§ To do:
Where does the word "Server" appear in the entries below? Copy each line that holds it.

§ Supplied material:
*** Block opens ***
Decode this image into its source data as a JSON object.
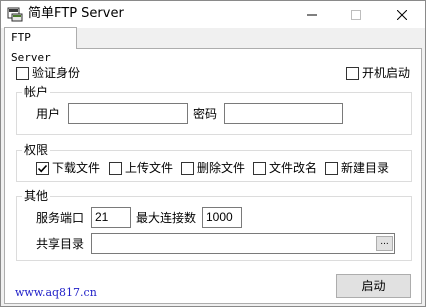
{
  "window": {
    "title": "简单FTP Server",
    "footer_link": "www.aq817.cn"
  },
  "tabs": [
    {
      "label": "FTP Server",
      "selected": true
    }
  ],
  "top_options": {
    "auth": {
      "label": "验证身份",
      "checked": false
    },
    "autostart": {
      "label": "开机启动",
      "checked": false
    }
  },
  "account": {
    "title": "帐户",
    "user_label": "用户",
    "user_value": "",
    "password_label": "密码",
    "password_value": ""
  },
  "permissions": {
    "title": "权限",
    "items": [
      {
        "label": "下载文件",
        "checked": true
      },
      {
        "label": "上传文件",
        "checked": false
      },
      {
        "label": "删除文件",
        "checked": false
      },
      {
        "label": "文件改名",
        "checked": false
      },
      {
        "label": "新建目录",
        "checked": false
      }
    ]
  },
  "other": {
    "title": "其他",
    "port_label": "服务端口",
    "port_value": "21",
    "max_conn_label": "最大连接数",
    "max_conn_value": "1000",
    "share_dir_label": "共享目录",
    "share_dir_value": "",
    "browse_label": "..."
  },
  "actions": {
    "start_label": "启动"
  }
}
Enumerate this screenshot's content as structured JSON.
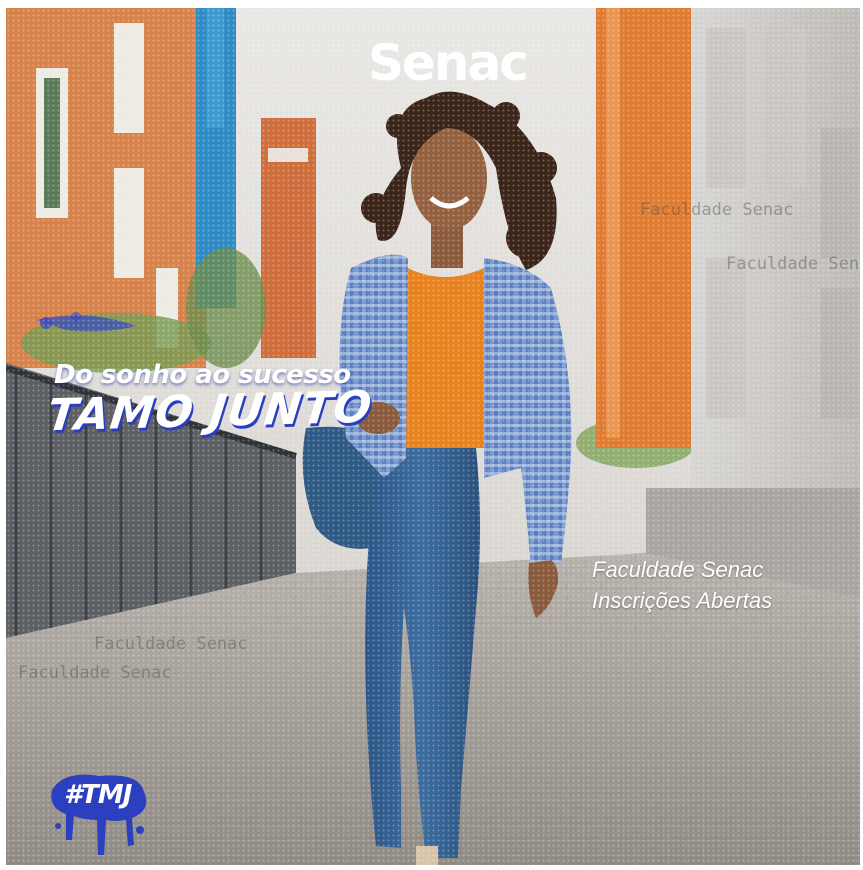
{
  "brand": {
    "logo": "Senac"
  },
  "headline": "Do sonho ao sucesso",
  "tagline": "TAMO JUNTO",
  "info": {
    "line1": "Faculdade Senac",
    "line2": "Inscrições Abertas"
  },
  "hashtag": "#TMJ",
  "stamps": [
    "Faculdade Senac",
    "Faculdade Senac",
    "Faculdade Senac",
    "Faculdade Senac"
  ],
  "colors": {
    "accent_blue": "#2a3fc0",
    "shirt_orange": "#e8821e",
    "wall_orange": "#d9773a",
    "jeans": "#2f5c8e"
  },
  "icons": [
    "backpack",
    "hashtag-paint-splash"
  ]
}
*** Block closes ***
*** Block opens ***
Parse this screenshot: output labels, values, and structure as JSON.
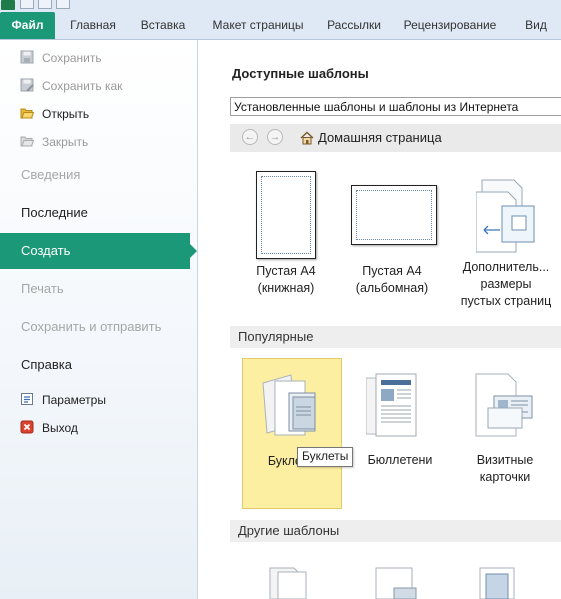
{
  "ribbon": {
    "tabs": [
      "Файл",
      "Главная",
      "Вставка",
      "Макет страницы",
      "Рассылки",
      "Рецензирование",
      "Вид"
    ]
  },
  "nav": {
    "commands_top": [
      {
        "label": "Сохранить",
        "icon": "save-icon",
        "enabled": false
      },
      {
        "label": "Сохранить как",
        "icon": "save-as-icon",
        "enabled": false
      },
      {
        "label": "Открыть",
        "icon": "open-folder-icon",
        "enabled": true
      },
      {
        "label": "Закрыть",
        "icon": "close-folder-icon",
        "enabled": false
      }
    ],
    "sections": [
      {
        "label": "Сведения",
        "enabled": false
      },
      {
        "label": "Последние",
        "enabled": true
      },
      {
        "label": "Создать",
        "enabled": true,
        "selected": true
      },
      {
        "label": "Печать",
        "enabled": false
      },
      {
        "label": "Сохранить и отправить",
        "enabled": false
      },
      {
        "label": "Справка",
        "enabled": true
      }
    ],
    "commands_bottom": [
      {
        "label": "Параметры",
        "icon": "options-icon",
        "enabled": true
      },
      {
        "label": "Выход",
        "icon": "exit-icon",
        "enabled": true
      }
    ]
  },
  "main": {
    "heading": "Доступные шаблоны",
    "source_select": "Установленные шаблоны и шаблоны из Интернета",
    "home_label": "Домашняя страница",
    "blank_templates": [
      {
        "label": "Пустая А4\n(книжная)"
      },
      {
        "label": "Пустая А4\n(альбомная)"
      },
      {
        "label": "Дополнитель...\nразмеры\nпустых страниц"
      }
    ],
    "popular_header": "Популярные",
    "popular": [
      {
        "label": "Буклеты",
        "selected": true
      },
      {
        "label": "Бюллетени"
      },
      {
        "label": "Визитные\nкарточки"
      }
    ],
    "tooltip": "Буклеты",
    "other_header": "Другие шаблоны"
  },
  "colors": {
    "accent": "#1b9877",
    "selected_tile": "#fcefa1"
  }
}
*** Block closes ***
§ Finished exercise:
    "title": "简单FTP Server",
      "label": "FTP Server",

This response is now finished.